BRIEF |
Go through the lines below and copy any that hold the string "list".
== INFORMATION PROVIDED
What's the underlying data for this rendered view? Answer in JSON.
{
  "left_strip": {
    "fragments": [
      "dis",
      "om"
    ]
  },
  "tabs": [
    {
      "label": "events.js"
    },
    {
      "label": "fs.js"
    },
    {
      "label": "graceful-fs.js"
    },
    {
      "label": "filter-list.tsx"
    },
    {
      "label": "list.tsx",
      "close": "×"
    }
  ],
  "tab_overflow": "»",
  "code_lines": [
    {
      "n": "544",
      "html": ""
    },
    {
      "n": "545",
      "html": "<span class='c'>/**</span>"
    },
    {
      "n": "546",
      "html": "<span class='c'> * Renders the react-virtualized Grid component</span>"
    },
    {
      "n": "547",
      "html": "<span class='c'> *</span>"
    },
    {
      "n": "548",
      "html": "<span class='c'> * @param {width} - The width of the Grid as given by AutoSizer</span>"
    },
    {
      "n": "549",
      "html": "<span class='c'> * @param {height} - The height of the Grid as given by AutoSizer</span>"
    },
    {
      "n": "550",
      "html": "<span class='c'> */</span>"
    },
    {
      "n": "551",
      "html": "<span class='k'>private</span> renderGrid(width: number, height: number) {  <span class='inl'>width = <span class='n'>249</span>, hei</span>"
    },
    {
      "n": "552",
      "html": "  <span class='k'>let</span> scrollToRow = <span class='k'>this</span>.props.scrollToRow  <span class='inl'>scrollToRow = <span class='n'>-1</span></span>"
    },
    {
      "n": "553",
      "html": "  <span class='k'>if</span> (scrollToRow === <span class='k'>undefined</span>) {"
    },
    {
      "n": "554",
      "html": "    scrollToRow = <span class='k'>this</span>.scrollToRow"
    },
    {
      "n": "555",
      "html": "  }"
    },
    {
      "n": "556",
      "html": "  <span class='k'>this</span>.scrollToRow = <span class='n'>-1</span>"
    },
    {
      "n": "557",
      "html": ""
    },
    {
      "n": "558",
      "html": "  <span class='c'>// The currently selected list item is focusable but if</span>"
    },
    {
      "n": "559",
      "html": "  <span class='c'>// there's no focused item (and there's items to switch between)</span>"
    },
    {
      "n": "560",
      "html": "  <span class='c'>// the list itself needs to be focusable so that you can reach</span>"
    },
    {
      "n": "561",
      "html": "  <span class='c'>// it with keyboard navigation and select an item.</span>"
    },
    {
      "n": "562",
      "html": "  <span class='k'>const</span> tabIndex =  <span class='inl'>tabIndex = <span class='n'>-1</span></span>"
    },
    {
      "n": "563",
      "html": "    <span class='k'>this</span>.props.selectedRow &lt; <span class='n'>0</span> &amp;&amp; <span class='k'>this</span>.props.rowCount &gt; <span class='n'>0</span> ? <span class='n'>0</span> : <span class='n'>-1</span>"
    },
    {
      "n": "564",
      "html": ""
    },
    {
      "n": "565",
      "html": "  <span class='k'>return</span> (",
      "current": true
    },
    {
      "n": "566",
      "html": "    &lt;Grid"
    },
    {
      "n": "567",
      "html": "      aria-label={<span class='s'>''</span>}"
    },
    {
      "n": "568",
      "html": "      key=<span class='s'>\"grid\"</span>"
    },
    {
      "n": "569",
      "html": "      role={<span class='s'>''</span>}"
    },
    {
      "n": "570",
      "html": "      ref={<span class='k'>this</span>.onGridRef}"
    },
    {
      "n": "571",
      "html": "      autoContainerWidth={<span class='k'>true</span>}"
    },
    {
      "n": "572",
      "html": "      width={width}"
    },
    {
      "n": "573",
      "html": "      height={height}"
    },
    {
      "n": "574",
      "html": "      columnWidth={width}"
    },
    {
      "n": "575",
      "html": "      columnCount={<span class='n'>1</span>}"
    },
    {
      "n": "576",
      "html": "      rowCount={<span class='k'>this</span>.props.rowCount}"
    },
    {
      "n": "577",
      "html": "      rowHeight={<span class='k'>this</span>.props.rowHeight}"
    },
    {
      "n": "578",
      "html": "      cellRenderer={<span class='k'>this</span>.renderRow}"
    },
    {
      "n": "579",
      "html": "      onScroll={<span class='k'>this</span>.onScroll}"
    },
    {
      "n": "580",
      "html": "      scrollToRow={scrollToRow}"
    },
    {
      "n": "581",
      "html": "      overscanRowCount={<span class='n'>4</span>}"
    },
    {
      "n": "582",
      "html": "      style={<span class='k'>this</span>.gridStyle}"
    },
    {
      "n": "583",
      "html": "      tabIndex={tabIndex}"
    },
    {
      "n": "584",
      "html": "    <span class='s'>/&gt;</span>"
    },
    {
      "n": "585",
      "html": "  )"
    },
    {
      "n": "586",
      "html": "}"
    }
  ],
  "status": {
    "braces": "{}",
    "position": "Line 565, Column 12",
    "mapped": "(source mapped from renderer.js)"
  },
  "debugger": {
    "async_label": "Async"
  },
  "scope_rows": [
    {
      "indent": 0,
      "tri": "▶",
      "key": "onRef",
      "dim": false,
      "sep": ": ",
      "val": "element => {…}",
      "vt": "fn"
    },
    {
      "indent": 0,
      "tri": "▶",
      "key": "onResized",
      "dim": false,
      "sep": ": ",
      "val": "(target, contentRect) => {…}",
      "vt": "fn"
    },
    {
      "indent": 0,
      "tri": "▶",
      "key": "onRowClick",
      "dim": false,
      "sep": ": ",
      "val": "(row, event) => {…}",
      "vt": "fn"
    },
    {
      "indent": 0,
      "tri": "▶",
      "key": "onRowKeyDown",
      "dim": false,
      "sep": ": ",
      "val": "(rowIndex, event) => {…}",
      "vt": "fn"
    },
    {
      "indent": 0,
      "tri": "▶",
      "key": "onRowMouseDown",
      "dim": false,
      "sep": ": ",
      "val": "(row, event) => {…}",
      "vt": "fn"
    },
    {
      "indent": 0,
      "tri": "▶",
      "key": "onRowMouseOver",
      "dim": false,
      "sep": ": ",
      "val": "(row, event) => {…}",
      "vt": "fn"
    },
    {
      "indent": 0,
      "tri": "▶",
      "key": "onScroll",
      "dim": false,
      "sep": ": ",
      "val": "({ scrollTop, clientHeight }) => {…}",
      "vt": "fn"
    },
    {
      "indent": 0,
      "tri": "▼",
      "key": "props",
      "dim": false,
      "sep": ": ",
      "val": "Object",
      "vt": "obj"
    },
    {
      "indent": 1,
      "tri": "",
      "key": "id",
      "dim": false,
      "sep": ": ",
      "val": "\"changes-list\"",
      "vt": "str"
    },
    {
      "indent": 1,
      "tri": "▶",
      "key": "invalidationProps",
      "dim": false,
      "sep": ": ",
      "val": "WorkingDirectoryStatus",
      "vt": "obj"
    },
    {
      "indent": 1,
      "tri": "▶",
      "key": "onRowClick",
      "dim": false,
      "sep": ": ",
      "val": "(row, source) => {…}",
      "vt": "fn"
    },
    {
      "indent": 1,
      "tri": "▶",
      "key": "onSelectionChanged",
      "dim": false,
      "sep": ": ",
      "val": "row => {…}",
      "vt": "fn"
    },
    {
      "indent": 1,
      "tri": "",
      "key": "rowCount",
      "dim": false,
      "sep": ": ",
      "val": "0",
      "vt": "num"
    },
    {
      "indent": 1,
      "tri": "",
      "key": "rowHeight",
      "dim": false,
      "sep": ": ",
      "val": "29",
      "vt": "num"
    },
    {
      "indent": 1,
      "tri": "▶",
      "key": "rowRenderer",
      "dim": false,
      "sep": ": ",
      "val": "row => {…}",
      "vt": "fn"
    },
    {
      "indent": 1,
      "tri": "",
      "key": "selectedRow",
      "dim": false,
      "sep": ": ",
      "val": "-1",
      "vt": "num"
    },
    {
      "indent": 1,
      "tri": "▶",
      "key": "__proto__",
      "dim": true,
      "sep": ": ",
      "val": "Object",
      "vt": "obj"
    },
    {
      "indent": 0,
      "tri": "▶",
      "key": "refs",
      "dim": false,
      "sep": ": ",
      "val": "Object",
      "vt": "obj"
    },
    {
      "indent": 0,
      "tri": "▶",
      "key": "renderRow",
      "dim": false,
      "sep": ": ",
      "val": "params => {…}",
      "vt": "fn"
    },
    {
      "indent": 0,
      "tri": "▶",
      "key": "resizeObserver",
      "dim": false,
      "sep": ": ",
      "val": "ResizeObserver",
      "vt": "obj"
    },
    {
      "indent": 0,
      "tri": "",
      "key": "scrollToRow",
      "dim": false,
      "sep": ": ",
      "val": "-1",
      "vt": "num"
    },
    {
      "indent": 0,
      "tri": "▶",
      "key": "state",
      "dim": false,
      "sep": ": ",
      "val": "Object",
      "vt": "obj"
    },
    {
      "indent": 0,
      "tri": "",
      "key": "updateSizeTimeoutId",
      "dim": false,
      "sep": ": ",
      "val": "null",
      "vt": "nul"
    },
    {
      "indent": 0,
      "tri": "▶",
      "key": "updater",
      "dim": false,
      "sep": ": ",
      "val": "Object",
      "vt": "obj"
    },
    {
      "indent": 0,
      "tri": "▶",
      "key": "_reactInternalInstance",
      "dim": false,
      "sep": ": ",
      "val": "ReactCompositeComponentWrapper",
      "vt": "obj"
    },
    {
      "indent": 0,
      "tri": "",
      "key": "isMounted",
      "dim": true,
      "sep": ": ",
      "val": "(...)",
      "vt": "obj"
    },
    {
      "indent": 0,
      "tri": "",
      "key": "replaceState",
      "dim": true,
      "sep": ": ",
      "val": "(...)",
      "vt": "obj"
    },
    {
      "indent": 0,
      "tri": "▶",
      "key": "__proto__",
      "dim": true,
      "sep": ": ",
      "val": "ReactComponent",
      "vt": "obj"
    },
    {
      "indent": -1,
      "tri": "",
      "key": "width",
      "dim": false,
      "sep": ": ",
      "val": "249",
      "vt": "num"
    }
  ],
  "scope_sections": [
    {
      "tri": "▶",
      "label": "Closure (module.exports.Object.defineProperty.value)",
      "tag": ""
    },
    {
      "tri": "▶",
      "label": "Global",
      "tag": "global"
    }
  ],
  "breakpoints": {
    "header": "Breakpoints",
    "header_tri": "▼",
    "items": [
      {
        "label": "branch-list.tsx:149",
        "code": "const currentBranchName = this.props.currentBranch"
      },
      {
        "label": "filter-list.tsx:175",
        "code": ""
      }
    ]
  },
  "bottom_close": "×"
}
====
RESULT OF THIS TASK |
      "label": "filter-list.tsx"
      "label": "list.tsx",
      "html": "  <span class='c'>// The currently selected list item is focusable but if</span>"
      "html": "  <span class='c'>// the list itself needs to be focusable so that you can reach</span>"
      "val": "\"changes-list\"",
        "label": "branch-list.tsx:149",
        "label": "filter-list.tsx:175",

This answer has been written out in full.